:: REQUIRED ACTION ::
Leaving out every picture, output the records below exactly as they are.

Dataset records

::::::

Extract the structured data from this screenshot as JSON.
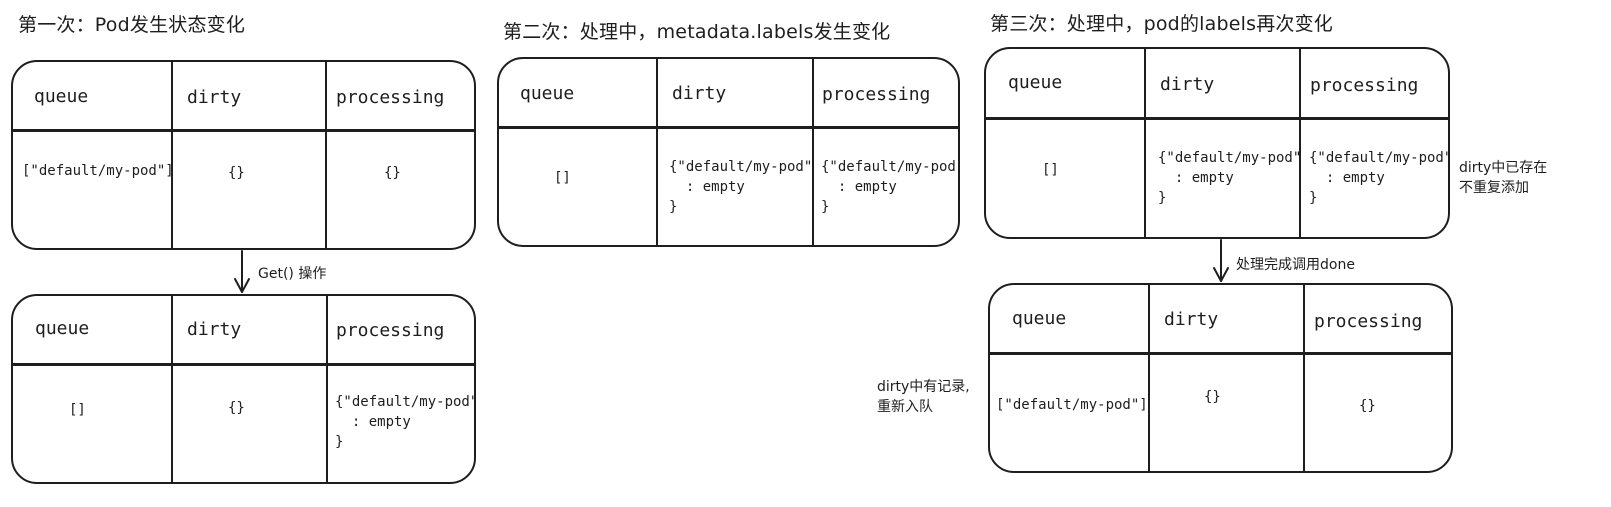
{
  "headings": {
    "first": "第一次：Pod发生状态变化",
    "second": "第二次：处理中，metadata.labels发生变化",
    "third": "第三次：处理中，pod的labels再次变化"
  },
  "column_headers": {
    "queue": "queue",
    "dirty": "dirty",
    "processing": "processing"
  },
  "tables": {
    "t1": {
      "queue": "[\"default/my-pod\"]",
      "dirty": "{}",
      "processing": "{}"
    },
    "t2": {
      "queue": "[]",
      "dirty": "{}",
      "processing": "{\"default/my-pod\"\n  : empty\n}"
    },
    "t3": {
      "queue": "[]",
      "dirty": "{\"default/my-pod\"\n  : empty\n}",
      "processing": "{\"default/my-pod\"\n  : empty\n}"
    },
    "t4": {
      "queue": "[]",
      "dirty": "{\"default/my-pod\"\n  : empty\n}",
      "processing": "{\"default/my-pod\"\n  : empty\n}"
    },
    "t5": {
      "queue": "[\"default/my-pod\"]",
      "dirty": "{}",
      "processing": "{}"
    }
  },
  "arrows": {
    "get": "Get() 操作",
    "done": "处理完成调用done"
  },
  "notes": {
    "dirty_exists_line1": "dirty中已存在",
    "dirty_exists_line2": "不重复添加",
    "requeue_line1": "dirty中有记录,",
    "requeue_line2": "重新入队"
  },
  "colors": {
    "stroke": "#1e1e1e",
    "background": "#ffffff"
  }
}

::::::

:: RESPONSE TO THIS EXERCISE ::
Extract the structured data from this screenshot as JSON.
{
  "headings": {
    "first": "第一次：Pod发生状态变化",
    "second": "第二次：处理中，metadata.labels发生变化",
    "third": "第三次：处理中，pod的labels再次变化"
  },
  "column_headers": {
    "queue": "queue",
    "dirty": "dirty",
    "processing": "processing"
  },
  "tables": {
    "t1": {
      "queue": "[\"default/my-pod\"]",
      "dirty": "{}",
      "processing": "{}"
    },
    "t2": {
      "queue": "[]",
      "dirty": "{}",
      "processing": "{\"default/my-pod\"\n  : empty\n}"
    },
    "t3": {
      "queue": "[]",
      "dirty": "{\"default/my-pod\"\n  : empty\n}",
      "processing": "{\"default/my-pod\"\n  : empty\n}"
    },
    "t4": {
      "queue": "[]",
      "dirty": "{\"default/my-pod\"\n  : empty\n}",
      "processing": "{\"default/my-pod\"\n  : empty\n}"
    },
    "t5": {
      "queue": "[\"default/my-pod\"]",
      "dirty": "{}",
      "processing": "{}"
    }
  },
  "arrows": {
    "get": "Get() 操作",
    "done": "处理完成调用done"
  },
  "notes": {
    "dirty_exists_line1": "dirty中已存在",
    "dirty_exists_line2": "不重复添加",
    "requeue_line1": "dirty中有记录,",
    "requeue_line2": "重新入队"
  },
  "colors": {
    "stroke": "#1e1e1e",
    "background": "#ffffff"
  }
}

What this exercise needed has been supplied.